Exercise instructions
Return all of the entries exactly as written.
.....
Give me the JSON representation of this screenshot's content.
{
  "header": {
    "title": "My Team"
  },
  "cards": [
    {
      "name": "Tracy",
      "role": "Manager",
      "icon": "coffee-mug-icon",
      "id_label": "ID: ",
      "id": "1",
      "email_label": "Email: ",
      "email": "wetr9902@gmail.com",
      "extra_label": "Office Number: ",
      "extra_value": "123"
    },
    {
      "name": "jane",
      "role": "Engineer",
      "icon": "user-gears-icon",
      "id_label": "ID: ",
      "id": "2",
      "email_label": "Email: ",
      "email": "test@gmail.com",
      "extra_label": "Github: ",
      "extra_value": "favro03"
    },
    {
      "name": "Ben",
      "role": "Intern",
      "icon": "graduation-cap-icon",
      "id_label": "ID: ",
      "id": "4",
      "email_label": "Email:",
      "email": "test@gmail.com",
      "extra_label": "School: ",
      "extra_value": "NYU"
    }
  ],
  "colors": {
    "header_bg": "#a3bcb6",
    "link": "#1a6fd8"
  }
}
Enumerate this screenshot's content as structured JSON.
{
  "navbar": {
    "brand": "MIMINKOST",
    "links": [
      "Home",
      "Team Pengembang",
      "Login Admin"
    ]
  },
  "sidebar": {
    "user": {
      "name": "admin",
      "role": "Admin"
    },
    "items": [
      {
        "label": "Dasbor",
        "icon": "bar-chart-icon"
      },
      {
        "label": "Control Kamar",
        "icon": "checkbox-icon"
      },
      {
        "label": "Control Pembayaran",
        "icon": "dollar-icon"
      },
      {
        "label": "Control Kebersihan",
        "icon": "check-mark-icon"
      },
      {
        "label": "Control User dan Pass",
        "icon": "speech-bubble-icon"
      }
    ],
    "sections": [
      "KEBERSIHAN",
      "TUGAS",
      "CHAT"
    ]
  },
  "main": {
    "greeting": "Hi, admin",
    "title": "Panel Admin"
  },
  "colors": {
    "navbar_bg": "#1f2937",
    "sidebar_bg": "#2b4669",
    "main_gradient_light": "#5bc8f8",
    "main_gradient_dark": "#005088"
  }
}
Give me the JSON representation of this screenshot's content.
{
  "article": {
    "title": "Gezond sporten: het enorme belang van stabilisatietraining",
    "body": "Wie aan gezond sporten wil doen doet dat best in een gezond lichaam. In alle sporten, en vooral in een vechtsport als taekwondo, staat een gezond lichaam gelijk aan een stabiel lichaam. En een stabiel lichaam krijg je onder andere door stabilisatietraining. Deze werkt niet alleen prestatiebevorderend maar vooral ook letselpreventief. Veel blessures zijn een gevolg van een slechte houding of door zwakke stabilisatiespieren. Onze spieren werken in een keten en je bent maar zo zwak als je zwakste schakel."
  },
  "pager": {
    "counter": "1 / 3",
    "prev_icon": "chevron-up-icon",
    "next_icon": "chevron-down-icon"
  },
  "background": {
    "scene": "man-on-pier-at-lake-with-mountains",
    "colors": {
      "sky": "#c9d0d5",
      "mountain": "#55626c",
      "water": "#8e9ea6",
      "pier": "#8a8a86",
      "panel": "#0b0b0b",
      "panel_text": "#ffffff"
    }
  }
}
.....
The answer
Give me the JSON representation of this screenshot's content.
{
  "header": {
    "title": "My Team"
  },
  "cards": [
    {
      "name": "Tracy",
      "role": "Manager",
      "icon": "coffee-mug-icon",
      "id_label": "ID: ",
      "id": "1",
      "email_label": "Email: ",
      "email": "wetr9902@gmail.com",
      "extra_label": "Office Number: ",
      "extra_value": "123"
    },
    {
      "name": "jane",
      "role": "Engineer",
      "icon": "user-gears-icon",
      "id_label": "ID: ",
      "id": "2",
      "email_label": "Email: ",
      "email": "test@gmail.com",
      "extra_label": "Github: ",
      "extra_value": "favro03"
    },
    {
      "name": "Ben",
      "role": "Intern",
      "icon": "graduation-cap-icon",
      "id_label": "ID: ",
      "id": "4",
      "email_label": "Email:",
      "email": "test@gmail.com",
      "extra_label": "School: ",
      "extra_value": "NYU"
    }
  ],
  "colors": {
    "header_bg": "#a3bcb6",
    "link": "#1a6fd8"
  }
}
Enumerate this screenshot's content as structured JSON.
{
  "navbar": {
    "brand": "MIMINKOST",
    "links": [
      "Home",
      "Team Pengembang",
      "Login Admin"
    ]
  },
  "sidebar": {
    "user": {
      "name": "admin",
      "role": "Admin"
    },
    "items": [
      {
        "label": "Dasbor",
        "icon": "bar-chart-icon"
      },
      {
        "label": "Control Kamar",
        "icon": "checkbox-icon"
      },
      {
        "label": "Control Pembayaran",
        "icon": "dollar-icon"
      },
      {
        "label": "Control Kebersihan",
        "icon": "check-mark-icon"
      },
      {
        "label": "Control User dan Pass",
        "icon": "speech-bubble-icon"
      }
    ],
    "sections": [
      "KEBERSIHAN",
      "TUGAS",
      "CHAT"
    ]
  },
  "main": {
    "greeting": "Hi, admin",
    "title": "Panel Admin"
  },
  "colors": {
    "navbar_bg": "#1f2937",
    "sidebar_bg": "#2b4669",
    "main_gradient_light": "#5bc8f8",
    "main_gradient_dark": "#005088"
  }
}
Give me the JSON representation of this screenshot's content.
{
  "article": {
    "title": "Gezond sporten: het enorme belang van stabilisatietraining",
    "body": "Wie aan gezond sporten wil doen doet dat best in een gezond lichaam. In alle sporten, en vooral in een vechtsport als taekwondo, staat een gezond lichaam gelijk aan een stabiel lichaam. En een stabiel lichaam krijg je onder andere door stabilisatietraining. Deze werkt niet alleen prestatiebevorderend maar vooral ook letselpreventief. Veel blessures zijn een gevolg van een slechte houding of door zwakke stabilisatiespieren. Onze spieren werken in een keten en je bent maar zo zwak als je zwakste schakel."
  },
  "pager": {
    "counter": "1 / 3",
    "prev_icon": "chevron-up-icon",
    "next_icon": "chevron-down-icon"
  },
  "background": {
    "scene": "man-on-pier-at-lake-with-mountains",
    "colors": {
      "sky": "#c9d0d5",
      "mountain": "#55626c",
      "water": "#8e9ea6",
      "pier": "#8a8a86",
      "panel": "#0b0b0b",
      "panel_text": "#ffffff"
    }
  }
}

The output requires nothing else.